We originally wrote about this case three months ago, shortly after the workplace accident happened. A 27-year veteran of the force was killed while he was working on a vehicle on the street behind the fire station. A jack slipped and pinned him beneath the vehicle. Several of his colleagues immediately worked to try to save the firefighter, but he died of his injuries in Boston two days later.
Immediately after the accident, grief counselors and firefighters from nearby areas descended on the town to help the survivors cope and to provide essential services.
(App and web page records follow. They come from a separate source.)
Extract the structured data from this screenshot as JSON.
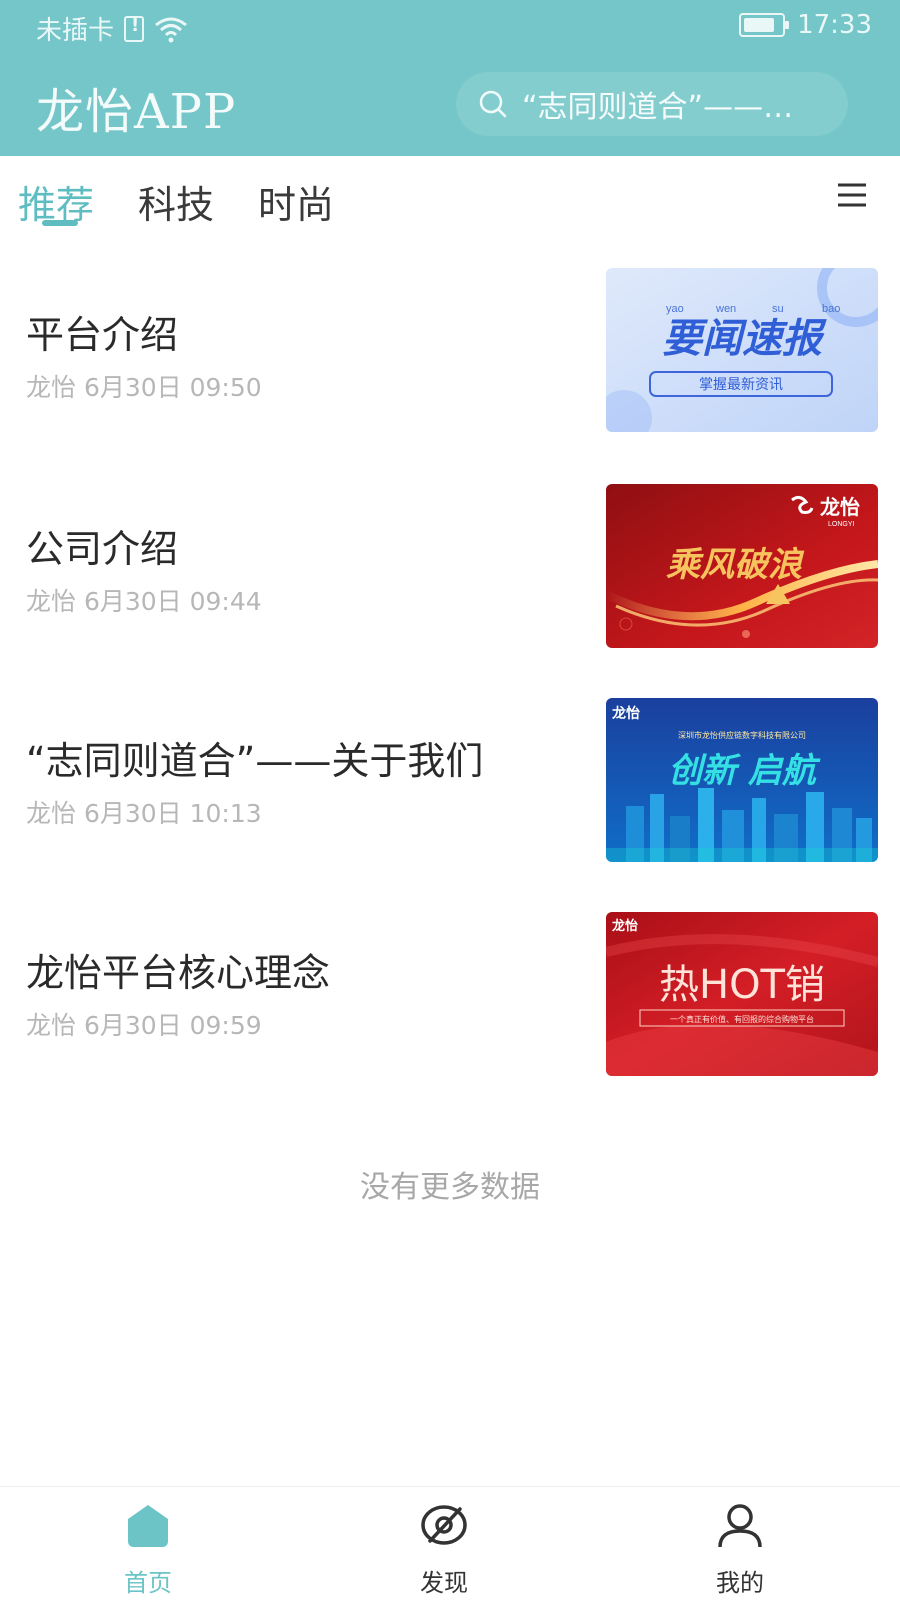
{
  "status_bar": {
    "carrier": "未插卡",
    "time": "17:33"
  },
  "header": {
    "app_title": "龙怡APP",
    "search_placeholder": "“志同则道合”——关于我们"
  },
  "tabs": [
    {
      "label": "推荐",
      "active": true
    },
    {
      "label": "科技",
      "active": false
    },
    {
      "label": "时尚",
      "active": false
    }
  ],
  "news": [
    {
      "title": "平台介绍",
      "meta": "龙怡 6月30日 09:50",
      "image": {
        "pinyin": [
          "yao",
          "wen",
          "su",
          "bao"
        ],
        "headline": "要闻速报",
        "button": "掌握最新资讯"
      }
    },
    {
      "title": "公司介绍",
      "meta": "龙怡 6月30日 09:44",
      "image": {
        "logo": "龙怡",
        "logo_sub": "LONGYI",
        "calligraphy": "乘风破浪"
      }
    },
    {
      "title": "“志同则道合”——关于我们",
      "meta": "龙怡 6月30日 10:13",
      "image": {
        "logo": "龙怡",
        "company": "深圳市龙怡供应链数字科技有限公司",
        "headline": "创新 启航"
      }
    },
    {
      "title": "龙怡平台核心理念",
      "meta": "龙怡 6月30日 09:59",
      "image": {
        "logo": "龙怡",
        "headline": "热HOT销",
        "tagline": "一个真正有价值、有回报的综合购物平台"
      }
    }
  ],
  "footer_text": "没有更多数据",
  "bottom_nav": [
    {
      "label": "首页",
      "active": true
    },
    {
      "label": "发现",
      "active": false
    },
    {
      "label": "我的",
      "active": false
    }
  ],
  "colors": {
    "header": "#74c6c9",
    "accent": "#5fbdc1",
    "meta": "#b7b7b7"
  }
}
The firefighter who has been unable to work since then was one of the initial responders to the accident, and since that day he has not returned to the fire station.
The firefighter has been evaluated by a doctor at Boston University who sent a letter to the town manager saying that the firefighter is suffering from post-traumatic stress disorder (PTSD) as a result of his friend’s death. However, the town manager disputes the validity of the letter, saying it does not meet the requirements spelled out in the employee union’s contracts with the town.
Workplace accidents have an immediate impact not only on those who are killed or injured, but on the indirect victims-families of the injured employee, certainly, but also those who may try to render aid to a valued friend and co-worker.
Source: Daily News of Newburyport, “Salisbury fighter claims post-traumatic stress,” Angeljean Chiaramida, Nov. 8, 2011